> _What to work on_
Using the listing below, show all lines that hold the word "yang".

> _Data for the task_
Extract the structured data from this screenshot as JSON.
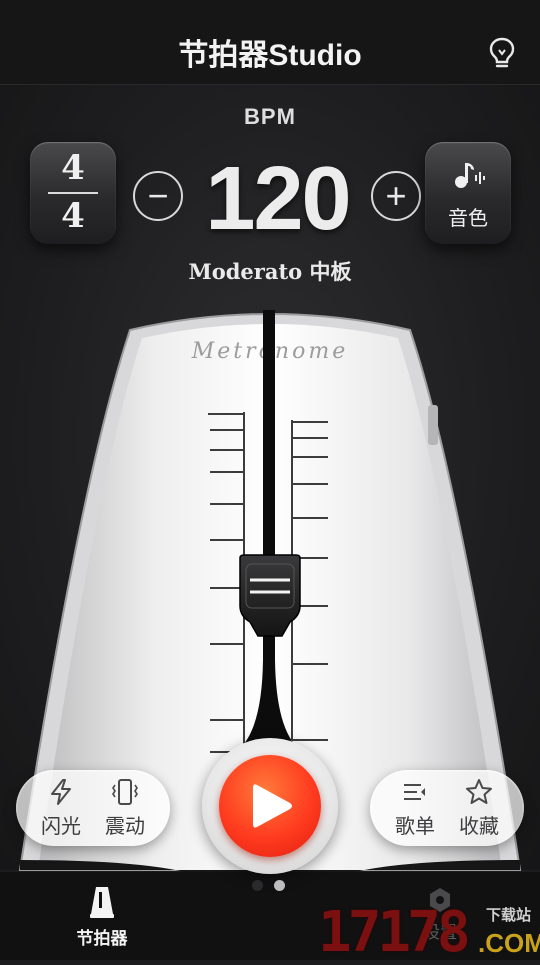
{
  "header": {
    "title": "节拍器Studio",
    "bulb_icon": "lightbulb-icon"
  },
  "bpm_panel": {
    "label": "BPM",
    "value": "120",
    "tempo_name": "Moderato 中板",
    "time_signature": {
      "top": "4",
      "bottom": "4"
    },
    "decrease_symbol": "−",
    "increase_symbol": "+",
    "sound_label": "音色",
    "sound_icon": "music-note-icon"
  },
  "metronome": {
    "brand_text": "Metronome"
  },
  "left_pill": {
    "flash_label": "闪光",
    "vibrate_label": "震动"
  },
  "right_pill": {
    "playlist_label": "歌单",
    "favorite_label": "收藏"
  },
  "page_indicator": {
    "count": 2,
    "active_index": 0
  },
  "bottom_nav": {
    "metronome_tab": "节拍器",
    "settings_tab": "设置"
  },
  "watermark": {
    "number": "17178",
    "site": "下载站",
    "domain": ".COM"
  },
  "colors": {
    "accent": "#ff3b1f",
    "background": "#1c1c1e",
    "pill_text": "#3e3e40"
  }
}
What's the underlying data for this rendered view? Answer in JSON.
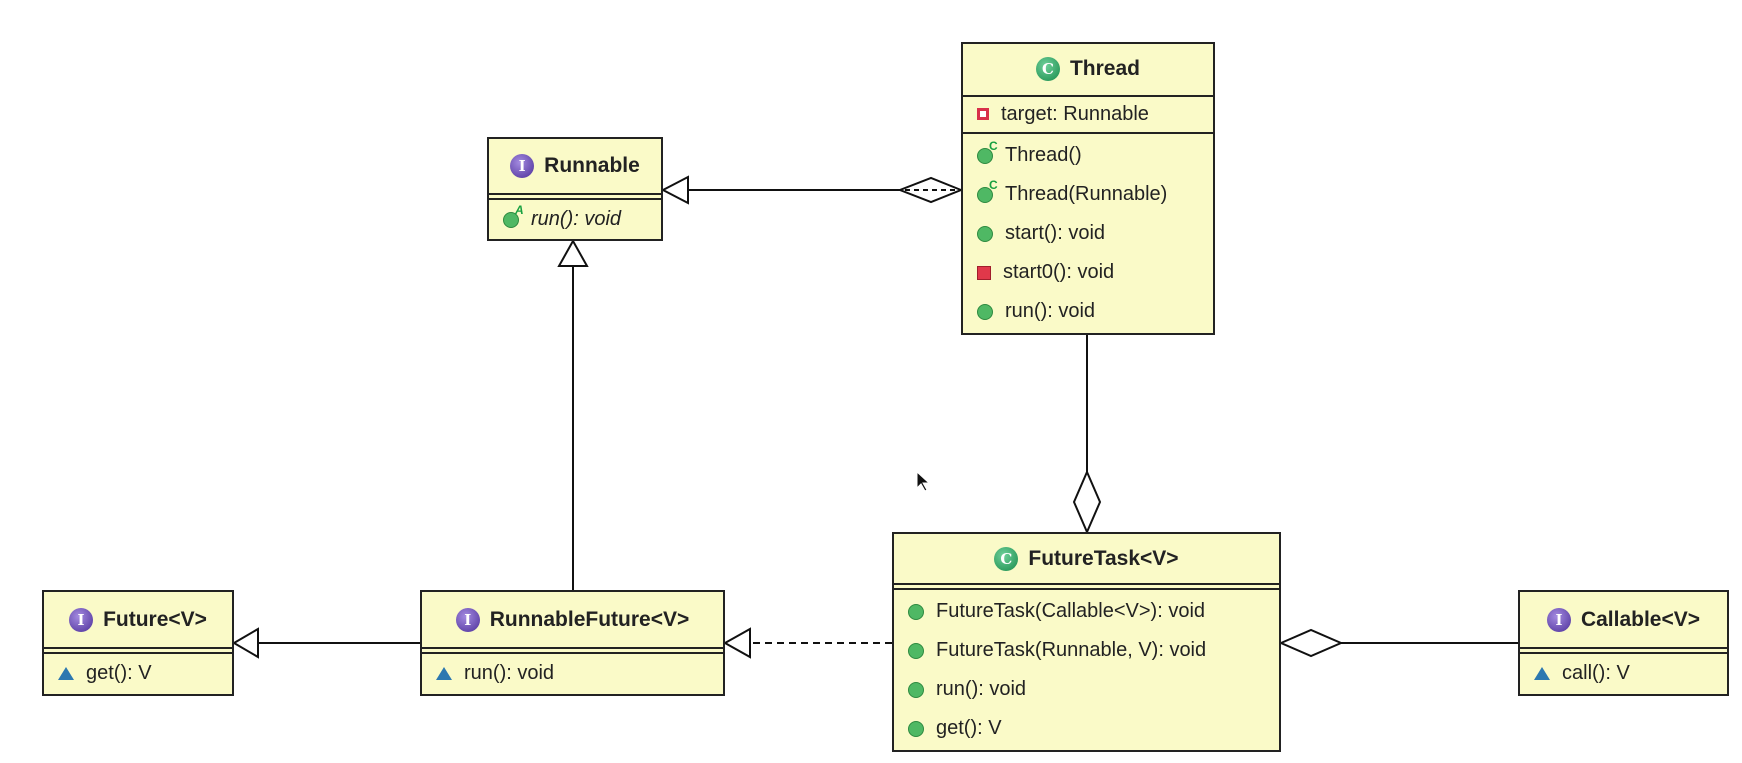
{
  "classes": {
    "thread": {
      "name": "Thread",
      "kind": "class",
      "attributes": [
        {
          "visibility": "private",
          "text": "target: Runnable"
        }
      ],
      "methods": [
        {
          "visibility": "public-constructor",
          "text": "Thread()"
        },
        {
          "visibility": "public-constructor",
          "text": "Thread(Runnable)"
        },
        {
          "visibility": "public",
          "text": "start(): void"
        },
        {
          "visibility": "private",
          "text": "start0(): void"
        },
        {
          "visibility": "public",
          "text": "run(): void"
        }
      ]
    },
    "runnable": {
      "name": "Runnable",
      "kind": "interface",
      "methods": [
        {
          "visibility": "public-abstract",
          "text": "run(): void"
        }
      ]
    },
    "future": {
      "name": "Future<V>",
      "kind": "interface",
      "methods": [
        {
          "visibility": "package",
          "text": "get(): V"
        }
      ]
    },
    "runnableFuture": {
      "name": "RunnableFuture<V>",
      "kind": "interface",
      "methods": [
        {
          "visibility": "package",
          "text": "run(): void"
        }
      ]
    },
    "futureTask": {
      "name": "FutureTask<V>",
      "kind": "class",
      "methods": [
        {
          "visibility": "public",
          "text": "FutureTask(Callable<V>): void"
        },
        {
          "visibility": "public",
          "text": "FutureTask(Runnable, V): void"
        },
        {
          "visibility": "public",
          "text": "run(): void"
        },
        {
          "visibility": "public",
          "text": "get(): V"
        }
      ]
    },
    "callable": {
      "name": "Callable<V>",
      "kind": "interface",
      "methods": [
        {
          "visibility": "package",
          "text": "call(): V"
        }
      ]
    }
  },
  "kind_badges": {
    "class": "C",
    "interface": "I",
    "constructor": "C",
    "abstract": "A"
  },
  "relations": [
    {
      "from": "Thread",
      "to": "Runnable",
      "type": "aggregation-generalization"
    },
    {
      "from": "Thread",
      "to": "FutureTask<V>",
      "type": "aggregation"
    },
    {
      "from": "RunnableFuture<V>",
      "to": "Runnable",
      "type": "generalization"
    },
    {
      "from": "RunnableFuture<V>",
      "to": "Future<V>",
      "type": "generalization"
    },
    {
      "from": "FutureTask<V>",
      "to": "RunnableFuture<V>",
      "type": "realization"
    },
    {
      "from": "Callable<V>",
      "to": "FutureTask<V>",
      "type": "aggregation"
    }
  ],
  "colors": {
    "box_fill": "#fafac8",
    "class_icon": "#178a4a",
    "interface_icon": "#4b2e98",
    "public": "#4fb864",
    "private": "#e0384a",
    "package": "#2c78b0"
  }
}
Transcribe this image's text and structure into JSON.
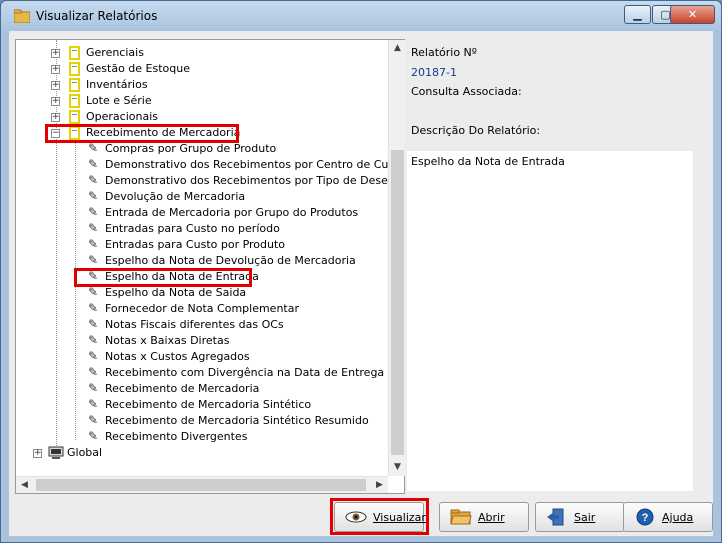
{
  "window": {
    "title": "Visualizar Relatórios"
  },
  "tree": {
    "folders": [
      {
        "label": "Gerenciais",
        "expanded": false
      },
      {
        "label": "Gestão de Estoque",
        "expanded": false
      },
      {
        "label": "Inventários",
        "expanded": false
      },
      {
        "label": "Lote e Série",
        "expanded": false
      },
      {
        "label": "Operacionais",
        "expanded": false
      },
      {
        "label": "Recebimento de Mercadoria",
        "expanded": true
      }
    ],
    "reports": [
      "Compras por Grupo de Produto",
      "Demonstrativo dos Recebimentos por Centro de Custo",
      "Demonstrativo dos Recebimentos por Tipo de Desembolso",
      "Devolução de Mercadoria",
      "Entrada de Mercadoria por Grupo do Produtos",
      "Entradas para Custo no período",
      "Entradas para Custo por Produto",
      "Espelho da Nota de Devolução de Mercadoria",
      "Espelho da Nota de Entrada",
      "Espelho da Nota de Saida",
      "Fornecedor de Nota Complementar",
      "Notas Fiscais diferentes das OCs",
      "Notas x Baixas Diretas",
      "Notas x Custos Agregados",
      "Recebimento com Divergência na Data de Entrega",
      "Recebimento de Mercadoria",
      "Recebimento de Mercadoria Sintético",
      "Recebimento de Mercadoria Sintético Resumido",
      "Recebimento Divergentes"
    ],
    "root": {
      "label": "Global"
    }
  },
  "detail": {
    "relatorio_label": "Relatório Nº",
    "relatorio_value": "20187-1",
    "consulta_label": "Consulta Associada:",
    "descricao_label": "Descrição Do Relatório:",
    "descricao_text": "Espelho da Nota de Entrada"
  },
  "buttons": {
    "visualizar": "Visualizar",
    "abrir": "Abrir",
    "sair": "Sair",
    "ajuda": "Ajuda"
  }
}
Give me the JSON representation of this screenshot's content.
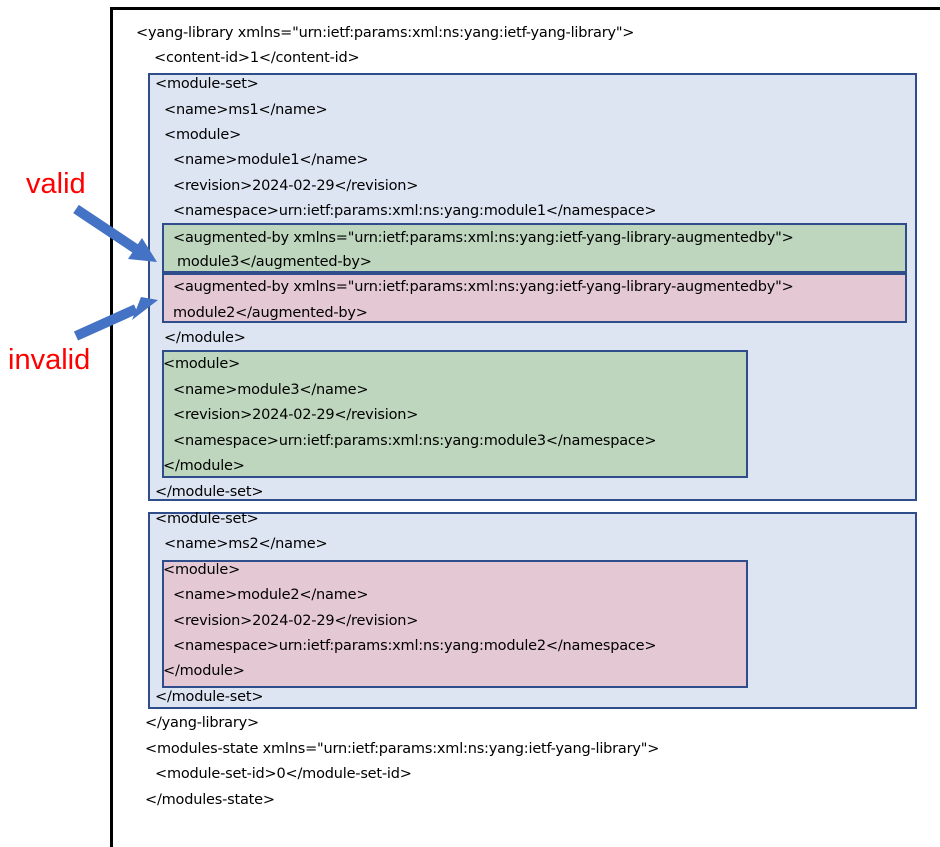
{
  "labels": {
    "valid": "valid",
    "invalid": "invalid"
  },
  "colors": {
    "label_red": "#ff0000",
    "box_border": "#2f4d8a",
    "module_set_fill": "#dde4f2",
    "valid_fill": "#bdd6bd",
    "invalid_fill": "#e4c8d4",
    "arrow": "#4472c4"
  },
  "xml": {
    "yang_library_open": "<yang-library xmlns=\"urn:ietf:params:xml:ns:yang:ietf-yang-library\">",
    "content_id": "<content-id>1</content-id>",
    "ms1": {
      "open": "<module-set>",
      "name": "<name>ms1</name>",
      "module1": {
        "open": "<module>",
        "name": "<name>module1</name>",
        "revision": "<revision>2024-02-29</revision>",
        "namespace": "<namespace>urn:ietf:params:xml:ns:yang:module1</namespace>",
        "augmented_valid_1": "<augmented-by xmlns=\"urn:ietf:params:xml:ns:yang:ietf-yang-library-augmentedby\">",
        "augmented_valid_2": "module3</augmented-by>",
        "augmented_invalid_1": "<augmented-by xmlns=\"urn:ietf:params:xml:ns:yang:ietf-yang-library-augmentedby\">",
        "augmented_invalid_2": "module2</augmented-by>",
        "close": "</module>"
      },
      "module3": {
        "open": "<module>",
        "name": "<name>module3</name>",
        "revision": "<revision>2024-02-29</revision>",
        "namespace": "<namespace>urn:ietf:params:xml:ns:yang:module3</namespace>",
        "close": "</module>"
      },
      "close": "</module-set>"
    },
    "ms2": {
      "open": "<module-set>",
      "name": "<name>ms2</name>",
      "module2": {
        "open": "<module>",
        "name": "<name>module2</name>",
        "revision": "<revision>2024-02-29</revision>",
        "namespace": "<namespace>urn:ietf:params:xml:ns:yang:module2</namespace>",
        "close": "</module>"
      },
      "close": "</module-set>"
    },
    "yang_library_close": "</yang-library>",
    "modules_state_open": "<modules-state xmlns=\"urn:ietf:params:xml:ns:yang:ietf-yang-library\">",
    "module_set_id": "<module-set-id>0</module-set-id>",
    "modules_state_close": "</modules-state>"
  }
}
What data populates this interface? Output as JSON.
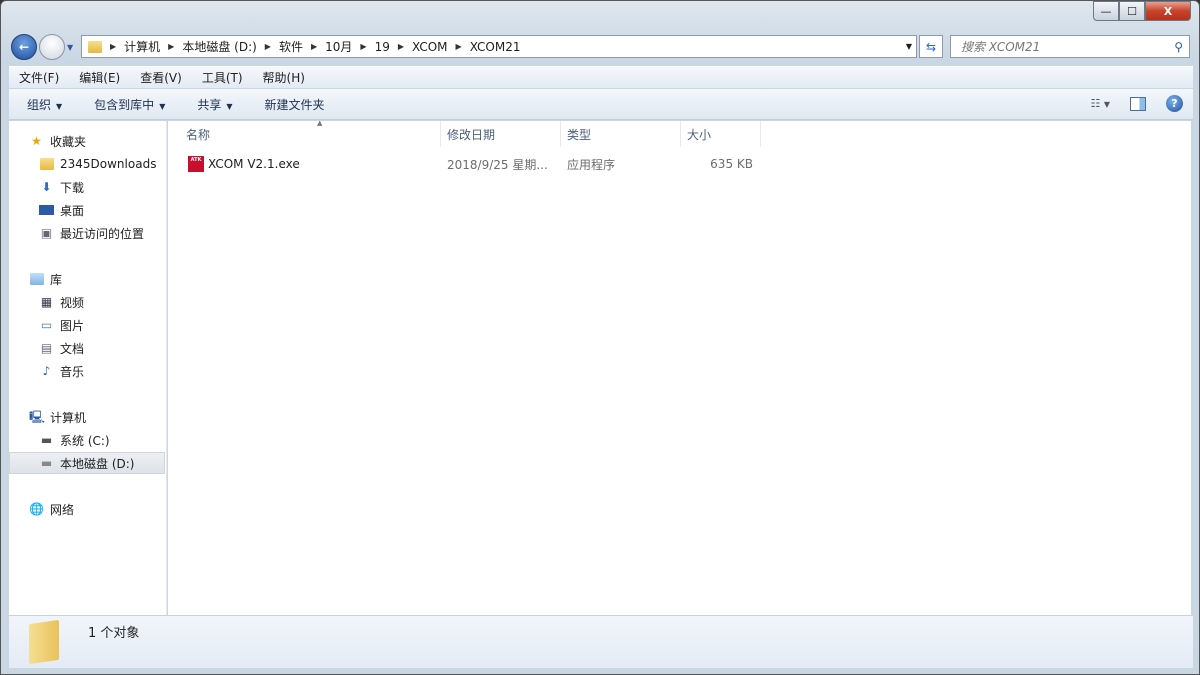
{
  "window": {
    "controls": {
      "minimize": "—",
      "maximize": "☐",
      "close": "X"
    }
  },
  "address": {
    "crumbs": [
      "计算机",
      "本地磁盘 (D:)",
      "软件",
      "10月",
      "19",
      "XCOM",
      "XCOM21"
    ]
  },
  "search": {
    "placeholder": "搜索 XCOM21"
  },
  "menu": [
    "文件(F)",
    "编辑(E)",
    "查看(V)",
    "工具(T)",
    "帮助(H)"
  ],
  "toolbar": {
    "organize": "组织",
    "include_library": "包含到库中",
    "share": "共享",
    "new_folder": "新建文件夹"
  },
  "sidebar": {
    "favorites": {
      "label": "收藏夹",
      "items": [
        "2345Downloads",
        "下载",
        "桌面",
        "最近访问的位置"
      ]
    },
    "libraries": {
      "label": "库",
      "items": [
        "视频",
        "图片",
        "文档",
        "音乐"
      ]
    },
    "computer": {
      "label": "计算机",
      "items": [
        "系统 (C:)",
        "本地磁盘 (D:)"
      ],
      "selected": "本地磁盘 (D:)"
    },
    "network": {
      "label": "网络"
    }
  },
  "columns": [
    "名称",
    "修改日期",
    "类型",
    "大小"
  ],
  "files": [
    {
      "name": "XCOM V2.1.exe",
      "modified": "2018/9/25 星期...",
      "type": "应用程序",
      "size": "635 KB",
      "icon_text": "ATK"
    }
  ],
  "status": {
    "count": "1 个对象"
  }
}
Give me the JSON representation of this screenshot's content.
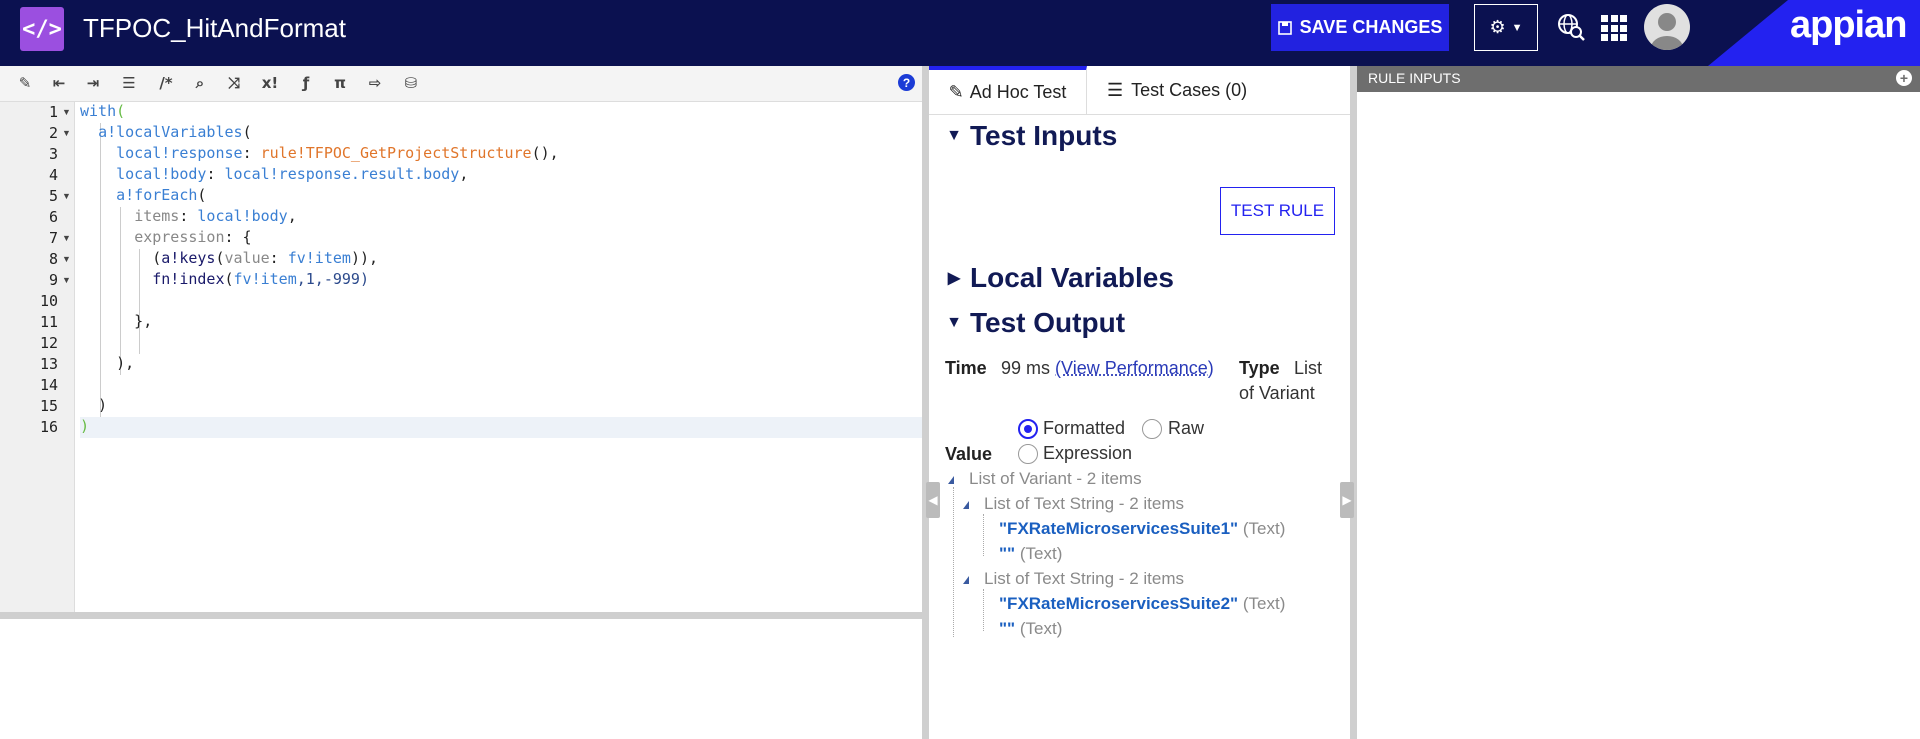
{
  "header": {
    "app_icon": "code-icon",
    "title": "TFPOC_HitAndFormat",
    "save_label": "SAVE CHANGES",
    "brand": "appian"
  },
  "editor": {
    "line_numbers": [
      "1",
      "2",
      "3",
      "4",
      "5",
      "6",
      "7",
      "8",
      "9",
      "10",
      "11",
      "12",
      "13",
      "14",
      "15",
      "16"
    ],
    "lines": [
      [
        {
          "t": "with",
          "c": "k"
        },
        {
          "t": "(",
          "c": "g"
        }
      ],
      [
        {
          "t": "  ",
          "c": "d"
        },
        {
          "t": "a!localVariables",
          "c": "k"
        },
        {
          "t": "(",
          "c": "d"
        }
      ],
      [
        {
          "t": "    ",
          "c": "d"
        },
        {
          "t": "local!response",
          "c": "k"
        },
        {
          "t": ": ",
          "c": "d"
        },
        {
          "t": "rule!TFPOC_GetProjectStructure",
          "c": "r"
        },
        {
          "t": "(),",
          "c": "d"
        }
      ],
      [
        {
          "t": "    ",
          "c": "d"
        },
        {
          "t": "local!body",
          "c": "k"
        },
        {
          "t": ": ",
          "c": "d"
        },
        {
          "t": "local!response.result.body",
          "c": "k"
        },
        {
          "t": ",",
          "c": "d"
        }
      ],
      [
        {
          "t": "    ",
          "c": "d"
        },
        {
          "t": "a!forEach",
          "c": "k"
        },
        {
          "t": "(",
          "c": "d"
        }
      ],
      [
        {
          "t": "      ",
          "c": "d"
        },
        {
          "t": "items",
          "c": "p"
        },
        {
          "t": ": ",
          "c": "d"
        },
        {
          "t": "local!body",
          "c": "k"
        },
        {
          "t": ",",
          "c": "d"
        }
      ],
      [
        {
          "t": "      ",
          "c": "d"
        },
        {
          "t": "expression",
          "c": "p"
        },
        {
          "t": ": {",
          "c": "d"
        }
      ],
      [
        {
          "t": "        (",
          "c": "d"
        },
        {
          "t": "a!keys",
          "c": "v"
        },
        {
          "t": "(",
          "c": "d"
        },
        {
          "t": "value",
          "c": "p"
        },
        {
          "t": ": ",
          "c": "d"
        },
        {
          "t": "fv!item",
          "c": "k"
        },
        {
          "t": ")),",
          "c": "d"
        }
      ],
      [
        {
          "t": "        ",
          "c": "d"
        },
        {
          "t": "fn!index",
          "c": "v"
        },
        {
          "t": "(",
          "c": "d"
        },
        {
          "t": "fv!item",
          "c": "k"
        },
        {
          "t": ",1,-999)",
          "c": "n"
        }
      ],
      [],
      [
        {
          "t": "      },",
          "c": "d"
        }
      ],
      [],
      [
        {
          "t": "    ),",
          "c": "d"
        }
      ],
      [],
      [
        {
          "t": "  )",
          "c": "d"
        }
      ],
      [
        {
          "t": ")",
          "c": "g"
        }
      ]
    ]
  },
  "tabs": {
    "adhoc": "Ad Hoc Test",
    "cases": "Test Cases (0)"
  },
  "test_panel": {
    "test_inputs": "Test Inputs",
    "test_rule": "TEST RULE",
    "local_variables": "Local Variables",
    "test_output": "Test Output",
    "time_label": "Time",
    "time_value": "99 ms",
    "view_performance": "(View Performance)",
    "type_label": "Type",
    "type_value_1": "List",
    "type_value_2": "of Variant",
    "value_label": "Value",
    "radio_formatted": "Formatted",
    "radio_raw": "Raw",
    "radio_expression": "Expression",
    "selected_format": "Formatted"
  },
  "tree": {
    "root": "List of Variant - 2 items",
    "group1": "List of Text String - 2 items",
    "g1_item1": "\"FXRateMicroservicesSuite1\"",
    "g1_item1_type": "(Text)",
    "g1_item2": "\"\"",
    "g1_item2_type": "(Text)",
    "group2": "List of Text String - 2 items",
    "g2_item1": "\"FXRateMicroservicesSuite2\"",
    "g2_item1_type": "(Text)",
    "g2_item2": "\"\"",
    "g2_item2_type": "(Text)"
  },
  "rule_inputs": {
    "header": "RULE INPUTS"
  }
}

> _Exercise result_
    "yang_library_open": "<yang-library xmlns=\"urn:ietf:params:xml:ns:yang:ietf-yang-library\">",
        "namespace": "<namespace>urn:ietf:params:xml:ns:yang:module1</namespace>",
        "augmented_valid_1": "<augmented-by xmlns=\"urn:ietf:params:xml:ns:yang:ietf-yang-library-augmentedby\">",
        "augmented_invalid_1": "<augmented-by xmlns=\"urn:ietf:params:xml:ns:yang:ietf-yang-library-augmentedby\">",
        "namespace": "<namespace>urn:ietf:params:xml:ns:yang:module3</namespace>",
        "namespace": "<namespace>urn:ietf:params:xml:ns:yang:module2</namespace>",
    "yang_library_close": "</yang-library>",
    "modules_state_open": "<modules-state xmlns=\"urn:ietf:params:xml:ns:yang:ietf-yang-library\">",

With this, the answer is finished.